A new era for crofting began today when Shetland’s representative of the newly-created Crofting Commission met the Scottish government’s environment minister.
Kathleen Sinclair joined forces with fellow representatives from Orkney, the Highlands and Western Isles to meet Stewart Stevenson for the first time during a visit to Inverness.
As well as the elected representatives, the new commission is made up of representatives appointed to the commission board by Scottish ministers. Those are Susan Walker, William Swann and one-time Scottish election hopeful for the Conservatives in Shetland, Sandy Cross.
The new commission officially came into being on Sunday, although its first convener has yet to be appointed.
It supersedes the similarly-titled Crofters Commission, and has been designed to meet the changing needs of crofting in the 21st century.
The changes mean the commission will have the power to regulate crofting to ensure lands are occupied and worked or, if not, made available to those who want to croft.
Mr Stevenson said: “This is a momentous day for crofting as we drive forward the reform agenda which will secure a sustainable future for crofting.
“I’m very pleased to attend the first gathering of the newly elected and appointed Crofting Commissioners in Inverness and to meet those responsible for ensuring the commission is an effective regulator of crofting.
“The majority of commissioners have been democratically elected by crofters, putting the power directly in the hands of crofters themselves.
“Crofting is part of Scotland’s history and culture and the Crofting Commission will ensure that it is also part of Scotland’s future.”
The new commission was one of the measures introduced as part of the Crofting Reform Act 2010.

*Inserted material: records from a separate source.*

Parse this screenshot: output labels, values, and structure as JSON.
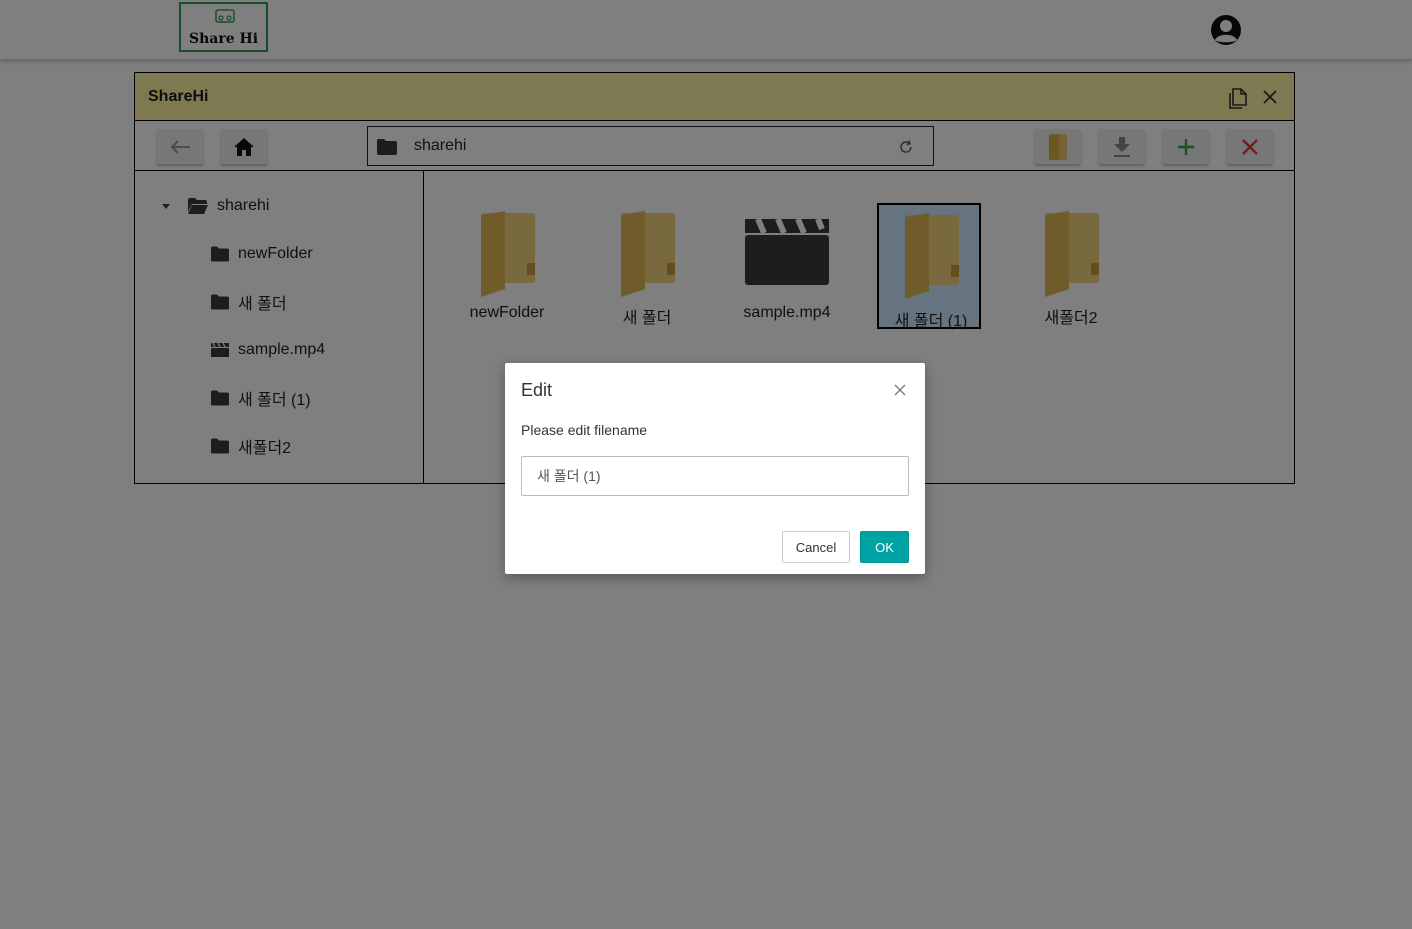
{
  "header": {
    "logo_text": "Share Hi",
    "avatar_icon": "user-avatar-icon"
  },
  "file_manager": {
    "title": "ShareHi",
    "title_bar_color": "#fdf3a3",
    "address": "sharehi",
    "toolbar": {
      "back_icon": "arrow-left-icon",
      "home_icon": "home-icon",
      "rename_icon": "folder-icon",
      "download_icon": "download-icon",
      "add_icon": "plus-icon",
      "delete_icon": "close-icon"
    },
    "tree": {
      "root": "sharehi",
      "items": [
        {
          "label": "newFolder",
          "icon": "folder-icon"
        },
        {
          "label": "새 폴더",
          "icon": "folder-icon"
        },
        {
          "label": "sample.mp4",
          "icon": "video-icon"
        },
        {
          "label": "새 폴더 (1)",
          "icon": "folder-icon"
        },
        {
          "label": "새폴더2",
          "icon": "folder-icon"
        }
      ]
    },
    "grid": {
      "items": [
        {
          "label": "newFolder",
          "icon": "folder-icon"
        },
        {
          "label": "새 폴더",
          "icon": "folder-icon"
        },
        {
          "label": "sample.mp4",
          "icon": "video-icon"
        },
        {
          "label": "새 폴더 (1)",
          "icon": "folder-icon",
          "selected": true
        },
        {
          "label": "새폴더2",
          "icon": "folder-icon"
        }
      ]
    }
  },
  "dialog": {
    "title": "Edit",
    "message": "Please edit filename",
    "input_value": "새 폴더 (1)",
    "cancel_label": "Cancel",
    "ok_label": "OK",
    "ok_color": "#00a3a3"
  }
}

The act also establishes a definitive map-based crofting register to remove doubt over what is croft land and who has rights and responsibilities for that land and places a duty on the commission to tackle absenteeism and neglect.